■ **TRY IT**
Your task is to give the records again exactly. Leave each picture out.

Stored data:
........

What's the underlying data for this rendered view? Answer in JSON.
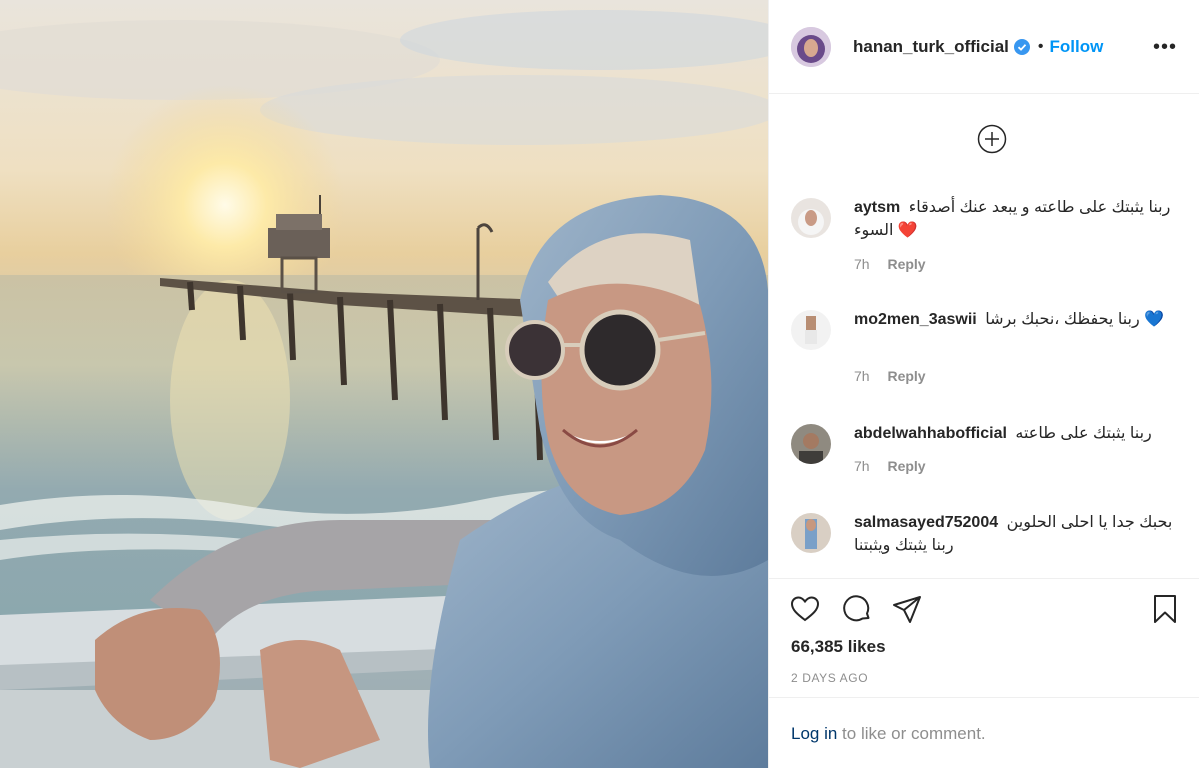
{
  "post": {
    "username": "hanan_turk_official",
    "separator": "•",
    "follow_label": "Follow",
    "more_label": "•••",
    "likes": "66,385 likes",
    "date": "2 DAYS AGO",
    "login_link": "Log in",
    "login_rest": " to like or comment."
  },
  "comments": [
    {
      "user": "aytsm",
      "text": "ربنا يثبتك على طاعته و يبعد عنك أصدقاء السوء",
      "emoji": "❤️",
      "time": "7h",
      "reply": "Reply"
    },
    {
      "user": "mo2men_3aswii",
      "text": "ربنا يحفظك ،نحبك برشا",
      "emoji": "💙",
      "time": "7h",
      "reply": "Reply"
    },
    {
      "user": "abdelwahhabofficial",
      "text": "ربنا يثبتك على طاعته",
      "emoji": "",
      "time": "7h",
      "reply": "Reply"
    },
    {
      "user": "salmasayed752004",
      "text": "بحبك جدا يا احلى الحلوين ربنا يثبتك ويثبتنا",
      "emoji": "",
      "time": "",
      "reply": ""
    }
  ],
  "colors": {
    "accent": "#0095f6",
    "link": "#00376b",
    "muted": "#8e8e8e",
    "text": "#262626"
  },
  "icons": [
    "verified-badge-icon",
    "more-options-icon",
    "load-more-comments-icon",
    "heart-icon",
    "comment-icon",
    "share-icon",
    "bookmark-icon"
  ]
}
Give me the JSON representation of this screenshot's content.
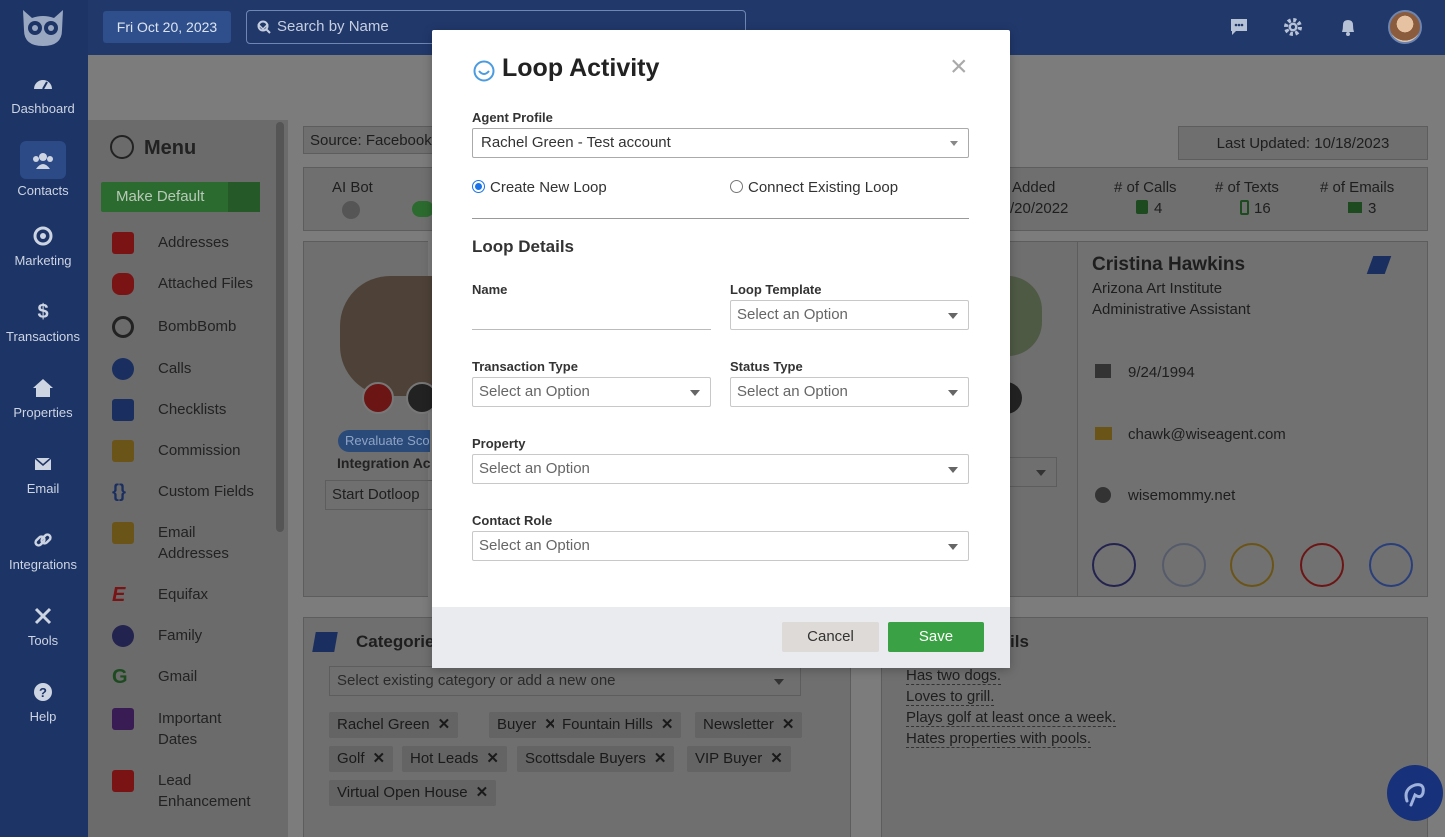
{
  "topbar": {
    "date": "Fri Oct 20, 2023",
    "search_placeholder": "Search by Name"
  },
  "nav": {
    "items": [
      {
        "label": "Dashboard",
        "icon": "dashboard-icon"
      },
      {
        "label": "Contacts",
        "icon": "users-icon"
      },
      {
        "label": "Marketing",
        "icon": "marketing-icon"
      },
      {
        "label": "Transactions",
        "icon": "dollar-icon"
      },
      {
        "label": "Properties",
        "icon": "home-icon"
      },
      {
        "label": "Email",
        "icon": "envelope-icon"
      },
      {
        "label": "Integrations",
        "icon": "link-icon"
      },
      {
        "label": "Tools",
        "icon": "tools-icon"
      },
      {
        "label": "Help",
        "icon": "help-icon"
      }
    ]
  },
  "menu": {
    "title": "Menu",
    "make_default": "Make Default",
    "items": [
      {
        "label": "Addresses",
        "color": "#c41e1e"
      },
      {
        "label": "Attached Files",
        "color": "#c41e1e"
      },
      {
        "label": "BombBomb",
        "color": "#222222"
      },
      {
        "label": "Calls",
        "color": "#1a4fb5"
      },
      {
        "label": "Checklists",
        "color": "#1a4fb5"
      },
      {
        "label": "Commission",
        "color": "#b8860b"
      },
      {
        "label": "Custom Fields",
        "color": "#1a4fb5"
      },
      {
        "label": "Email Addresses",
        "color": "#b8860b"
      },
      {
        "label": "Equifax",
        "color": "#c41e1e"
      },
      {
        "label": "Family",
        "color": "#3a3a8c"
      },
      {
        "label": "Gmail",
        "color": "#2f7d32"
      },
      {
        "label": "Important Dates",
        "color": "#5b2c83"
      },
      {
        "label": "Lead Enhancement",
        "color": "#c41e1e"
      }
    ]
  },
  "background": {
    "source": "Source: Facebook",
    "last_updated": "Last Updated: 10/18/2023",
    "stats": [
      {
        "label": "AI Bot",
        "value": ""
      },
      {
        "label": "Added",
        "value": "/20/2022"
      },
      {
        "label": "# of Calls",
        "value": "4"
      },
      {
        "label": "# of Texts",
        "value": "16"
      },
      {
        "label": "# of Emails",
        "value": "3"
      }
    ],
    "revaluate": "Revaluate Scor",
    "integration": "Integration Ac",
    "start_dotloop": "Start Dotloop",
    "contact": {
      "name": "Cristina Hawkins",
      "company": "Arizona Art Institute",
      "title": "Administrative Assistant",
      "birthday": "9/24/1994",
      "email": "chawk@wiseagent.com",
      "website": "wisemommy.net"
    },
    "categories_title": "Categorie",
    "details_title": "ils",
    "category_placeholder": "Select existing category or add a new one",
    "chips": [
      "Rachel Green",
      "Buyer",
      "Fountain Hills",
      "Newsletter",
      "Golf",
      "Hot Leads",
      "Scottsdale Buyers",
      "VIP Buyer",
      "Virtual Open House"
    ],
    "notes": [
      "Has two dogs.",
      "Loves to grill.",
      "Plays golf at least once a week.",
      "Hates properties with pools."
    ]
  },
  "modal": {
    "title": "Loop Activity",
    "close": "×",
    "agent_profile_label": "Agent Profile",
    "agent_profile_value": "Rachel Green - Test account",
    "radio_new": "Create New Loop",
    "radio_existing": "Connect Existing Loop",
    "section": "Loop Details",
    "name_label": "Name",
    "loop_template_label": "Loop Template",
    "transaction_type_label": "Transaction Type",
    "status_type_label": "Status Type",
    "property_label": "Property",
    "contact_role_label": "Contact Role",
    "select_placeholder": "Select an Option",
    "cancel": "Cancel",
    "save": "Save"
  }
}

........

■ **ANSWER BELOW**
What's the underlying data for this rendered view? Answer in JSON.
{
  "post": {
    "username": "hanan_turk_official",
    "separator": "•",
    "follow_label": "Follow",
    "more_label": "•••",
    "likes": "66,385 likes",
    "date": "2 DAYS AGO",
    "login_link": "Log in",
    "login_rest": " to like or comment."
  },
  "comments": [
    {
      "user": "aytsm",
      "text": "ربنا يثبتك على طاعته و يبعد عنك أصدقاء السوء",
      "emoji": "❤️",
      "time": "7h",
      "reply": "Reply"
    },
    {
      "user": "mo2men_3aswii",
      "text": "ربنا يحفظك ،نحبك برشا",
      "emoji": "💙",
      "time": "7h",
      "reply": "Reply"
    },
    {
      "user": "abdelwahhabofficial",
      "text": "ربنا يثبتك على طاعته",
      "emoji": "",
      "time": "7h",
      "reply": "Reply"
    },
    {
      "user": "salmasayed752004",
      "text": "بحبك جدا يا احلى الحلوين ربنا يثبتك ويثبتنا",
      "emoji": "",
      "time": "",
      "reply": ""
    }
  ],
  "colors": {
    "accent": "#0095f6",
    "link": "#00376b",
    "muted": "#8e8e8e",
    "text": "#262626"
  },
  "icons": [
    "verified-badge-icon",
    "more-options-icon",
    "load-more-comments-icon",
    "heart-icon",
    "comment-icon",
    "share-icon",
    "bookmark-icon"
  ]
}
Give me the JSON representation of this screenshot's content.
{
  "topbar": {
    "date": "Fri Oct 20, 2023",
    "search_placeholder": "Search by Name"
  },
  "nav": {
    "items": [
      {
        "label": "Dashboard",
        "icon": "dashboard-icon"
      },
      {
        "label": "Contacts",
        "icon": "users-icon"
      },
      {
        "label": "Marketing",
        "icon": "marketing-icon"
      },
      {
        "label": "Transactions",
        "icon": "dollar-icon"
      },
      {
        "label": "Properties",
        "icon": "home-icon"
      },
      {
        "label": "Email",
        "icon": "envelope-icon"
      },
      {
        "label": "Integrations",
        "icon": "link-icon"
      },
      {
        "label": "Tools",
        "icon": "tools-icon"
      },
      {
        "label": "Help",
        "icon": "help-icon"
      }
    ]
  },
  "menu": {
    "title": "Menu",
    "make_default": "Make Default",
    "items": [
      {
        "label": "Addresses",
        "color": "#c41e1e"
      },
      {
        "label": "Attached Files",
        "color": "#c41e1e"
      },
      {
        "label": "BombBomb",
        "color": "#222222"
      },
      {
        "label": "Calls",
        "color": "#1a4fb5"
      },
      {
        "label": "Checklists",
        "color": "#1a4fb5"
      },
      {
        "label": "Commission",
        "color": "#b8860b"
      },
      {
        "label": "Custom Fields",
        "color": "#1a4fb5"
      },
      {
        "label": "Email Addresses",
        "color": "#b8860b"
      },
      {
        "label": "Equifax",
        "color": "#c41e1e"
      },
      {
        "label": "Family",
        "color": "#3a3a8c"
      },
      {
        "label": "Gmail",
        "color": "#2f7d32"
      },
      {
        "label": "Important Dates",
        "color": "#5b2c83"
      },
      {
        "label": "Lead Enhancement",
        "color": "#c41e1e"
      }
    ]
  },
  "background": {
    "source": "Source: Facebook",
    "last_updated": "Last Updated: 10/18/2023",
    "stats": [
      {
        "label": "AI Bot",
        "value": ""
      },
      {
        "label": "Added",
        "value": "/20/2022"
      },
      {
        "label": "# of Calls",
        "value": "4"
      },
      {
        "label": "# of Texts",
        "value": "16"
      },
      {
        "label": "# of Emails",
        "value": "3"
      }
    ],
    "revaluate": "Revaluate Scor",
    "integration": "Integration Ac",
    "start_dotloop": "Start Dotloop",
    "contact": {
      "name": "Cristina Hawkins",
      "company": "Arizona Art Institute",
      "title": "Administrative Assistant",
      "birthday": "9/24/1994",
      "email": "chawk@wiseagent.com",
      "website": "wisemommy.net"
    },
    "categories_title": "Categorie",
    "details_title": "ils",
    "category_placeholder": "Select existing category or add a new one",
    "chips": [
      "Rachel Green",
      "Buyer",
      "Fountain Hills",
      "Newsletter",
      "Golf",
      "Hot Leads",
      "Scottsdale Buyers",
      "VIP Buyer",
      "Virtual Open House"
    ],
    "notes": [
      "Has two dogs.",
      "Loves to grill.",
      "Plays golf at least once a week.",
      "Hates properties with pools."
    ]
  },
  "modal": {
    "title": "Loop Activity",
    "close": "×",
    "agent_profile_label": "Agent Profile",
    "agent_profile_value": "Rachel Green - Test account",
    "radio_new": "Create New Loop",
    "radio_existing": "Connect Existing Loop",
    "section": "Loop Details",
    "name_label": "Name",
    "loop_template_label": "Loop Template",
    "transaction_type_label": "Transaction Type",
    "status_type_label": "Status Type",
    "property_label": "Property",
    "contact_role_label": "Contact Role",
    "select_placeholder": "Select an Option",
    "cancel": "Cancel",
    "save": "Save"
  }
}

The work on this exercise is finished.